WORK INSTRUCTIONS
Copy each line below containing "icon".

*** Opening ENTRIES SHOWN ***

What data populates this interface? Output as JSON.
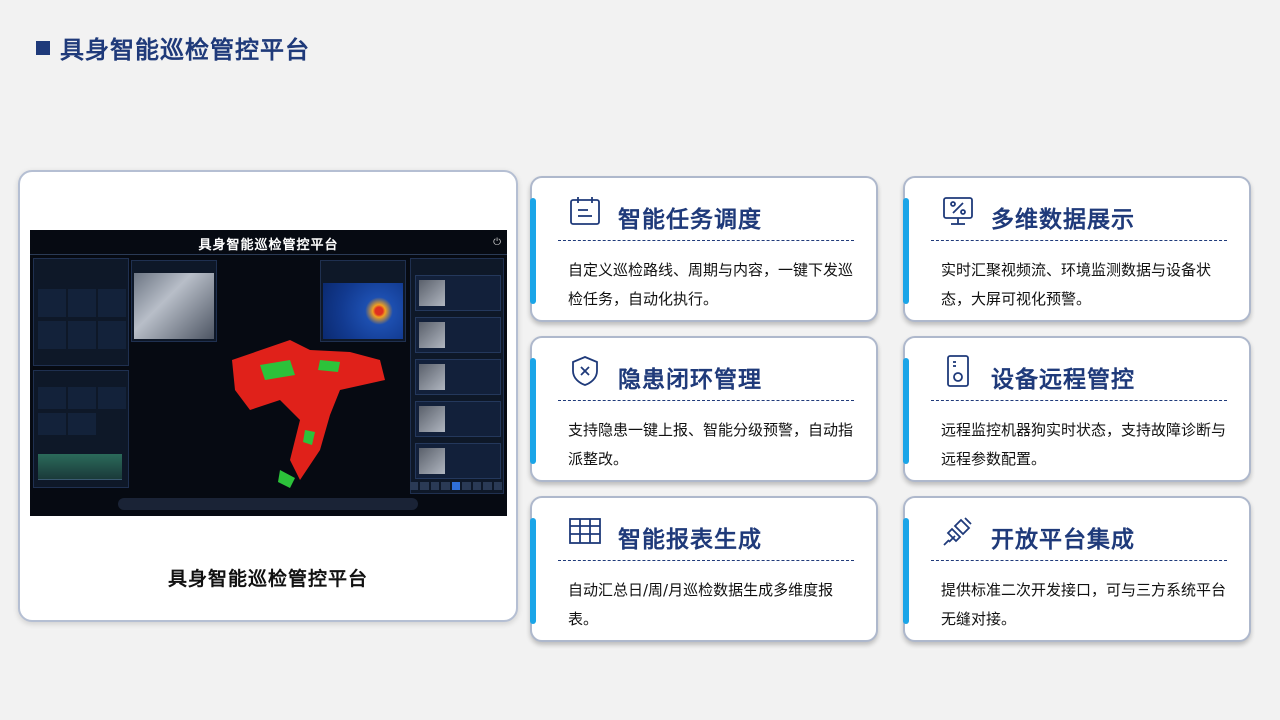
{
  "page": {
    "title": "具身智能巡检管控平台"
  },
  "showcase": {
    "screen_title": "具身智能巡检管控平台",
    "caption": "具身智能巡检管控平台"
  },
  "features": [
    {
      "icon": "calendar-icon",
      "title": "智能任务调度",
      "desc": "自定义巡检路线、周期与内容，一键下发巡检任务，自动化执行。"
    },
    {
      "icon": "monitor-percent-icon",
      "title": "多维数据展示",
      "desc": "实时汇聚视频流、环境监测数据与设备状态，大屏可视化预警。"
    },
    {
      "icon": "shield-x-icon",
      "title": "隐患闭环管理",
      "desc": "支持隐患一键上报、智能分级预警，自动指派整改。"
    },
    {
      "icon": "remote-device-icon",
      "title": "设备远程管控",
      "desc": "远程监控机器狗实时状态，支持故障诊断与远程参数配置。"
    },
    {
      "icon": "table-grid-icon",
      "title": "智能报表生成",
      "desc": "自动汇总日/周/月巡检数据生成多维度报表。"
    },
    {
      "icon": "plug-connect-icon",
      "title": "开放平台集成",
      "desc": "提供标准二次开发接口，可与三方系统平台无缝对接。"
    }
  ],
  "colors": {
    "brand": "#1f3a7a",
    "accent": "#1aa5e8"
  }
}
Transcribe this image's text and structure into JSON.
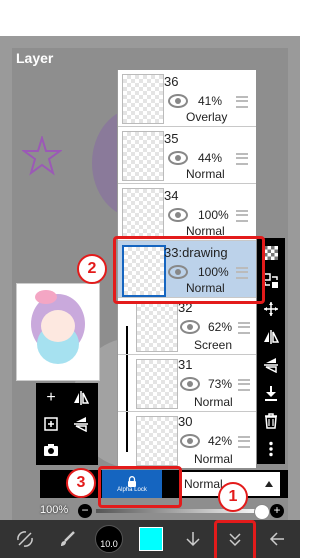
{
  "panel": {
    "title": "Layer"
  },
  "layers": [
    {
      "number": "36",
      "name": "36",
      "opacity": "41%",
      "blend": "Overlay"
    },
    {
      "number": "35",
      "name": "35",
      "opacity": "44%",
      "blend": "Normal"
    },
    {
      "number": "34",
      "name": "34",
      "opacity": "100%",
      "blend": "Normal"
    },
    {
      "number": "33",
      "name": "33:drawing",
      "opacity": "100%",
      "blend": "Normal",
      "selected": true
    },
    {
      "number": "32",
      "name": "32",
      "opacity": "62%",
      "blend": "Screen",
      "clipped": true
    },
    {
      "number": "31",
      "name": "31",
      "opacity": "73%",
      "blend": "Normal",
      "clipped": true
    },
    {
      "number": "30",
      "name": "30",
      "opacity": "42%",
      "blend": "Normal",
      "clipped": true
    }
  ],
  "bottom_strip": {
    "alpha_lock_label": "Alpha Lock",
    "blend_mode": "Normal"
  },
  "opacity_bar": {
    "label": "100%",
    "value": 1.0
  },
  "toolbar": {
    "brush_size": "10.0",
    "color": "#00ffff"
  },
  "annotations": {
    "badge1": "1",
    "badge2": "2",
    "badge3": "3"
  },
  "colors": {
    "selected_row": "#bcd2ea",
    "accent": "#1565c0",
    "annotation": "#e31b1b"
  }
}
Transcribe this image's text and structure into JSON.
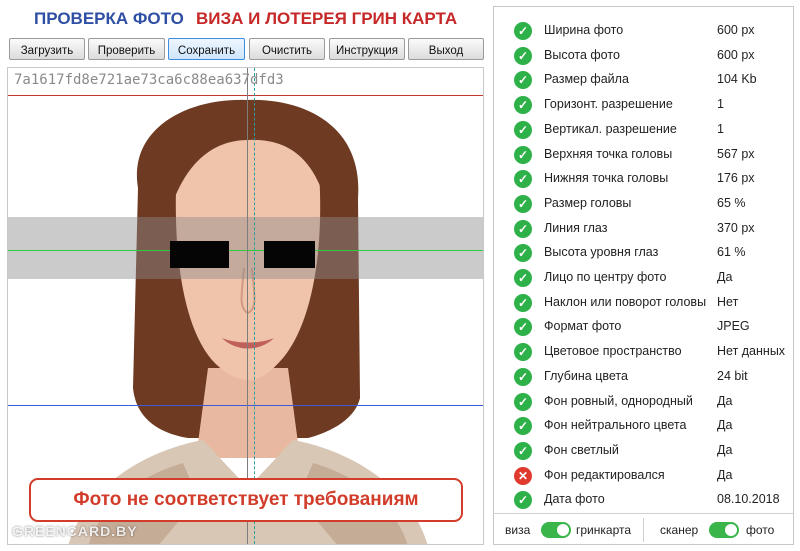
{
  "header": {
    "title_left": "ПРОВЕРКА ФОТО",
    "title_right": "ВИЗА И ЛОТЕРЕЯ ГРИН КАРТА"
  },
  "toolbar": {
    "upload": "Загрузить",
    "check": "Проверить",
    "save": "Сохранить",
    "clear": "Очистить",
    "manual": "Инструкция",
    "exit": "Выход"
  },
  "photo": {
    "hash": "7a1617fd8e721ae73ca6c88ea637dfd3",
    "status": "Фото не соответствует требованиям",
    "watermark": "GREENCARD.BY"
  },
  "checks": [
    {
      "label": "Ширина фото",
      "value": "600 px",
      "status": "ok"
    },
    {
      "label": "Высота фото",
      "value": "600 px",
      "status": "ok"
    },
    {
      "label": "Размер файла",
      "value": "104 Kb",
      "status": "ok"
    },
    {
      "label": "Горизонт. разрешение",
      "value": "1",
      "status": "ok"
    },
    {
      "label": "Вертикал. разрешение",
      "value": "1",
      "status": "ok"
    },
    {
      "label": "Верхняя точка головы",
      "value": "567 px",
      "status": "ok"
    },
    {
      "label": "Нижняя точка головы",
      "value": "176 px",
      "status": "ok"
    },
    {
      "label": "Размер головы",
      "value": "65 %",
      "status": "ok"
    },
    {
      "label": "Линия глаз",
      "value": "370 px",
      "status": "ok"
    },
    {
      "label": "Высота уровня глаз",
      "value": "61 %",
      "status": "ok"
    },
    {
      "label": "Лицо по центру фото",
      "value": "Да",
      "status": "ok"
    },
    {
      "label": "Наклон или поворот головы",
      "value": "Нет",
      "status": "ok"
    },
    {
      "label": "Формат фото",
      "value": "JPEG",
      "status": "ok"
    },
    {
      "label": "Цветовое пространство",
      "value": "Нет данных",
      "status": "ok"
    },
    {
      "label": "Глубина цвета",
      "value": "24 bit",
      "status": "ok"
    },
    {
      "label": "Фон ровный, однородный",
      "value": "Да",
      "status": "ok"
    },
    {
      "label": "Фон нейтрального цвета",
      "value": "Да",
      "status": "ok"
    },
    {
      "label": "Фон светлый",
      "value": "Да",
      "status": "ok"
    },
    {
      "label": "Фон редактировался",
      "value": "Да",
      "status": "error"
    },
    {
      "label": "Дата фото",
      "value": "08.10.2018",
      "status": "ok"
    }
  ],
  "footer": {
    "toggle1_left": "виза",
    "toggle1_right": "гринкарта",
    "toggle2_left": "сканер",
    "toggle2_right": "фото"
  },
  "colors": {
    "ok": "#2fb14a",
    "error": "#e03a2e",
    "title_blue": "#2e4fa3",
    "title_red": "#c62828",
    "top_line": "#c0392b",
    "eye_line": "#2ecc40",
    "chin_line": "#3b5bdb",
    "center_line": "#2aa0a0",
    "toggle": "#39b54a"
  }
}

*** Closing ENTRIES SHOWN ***

WRITTEN SOLUTION
      "icon": "calendar-icon",
      "icon": "monitor-percent-icon",
      "icon": "shield-x-icon",
      "icon": "remote-device-icon",
      "icon": "table-grid-icon",
      "icon": "plug-connect-icon",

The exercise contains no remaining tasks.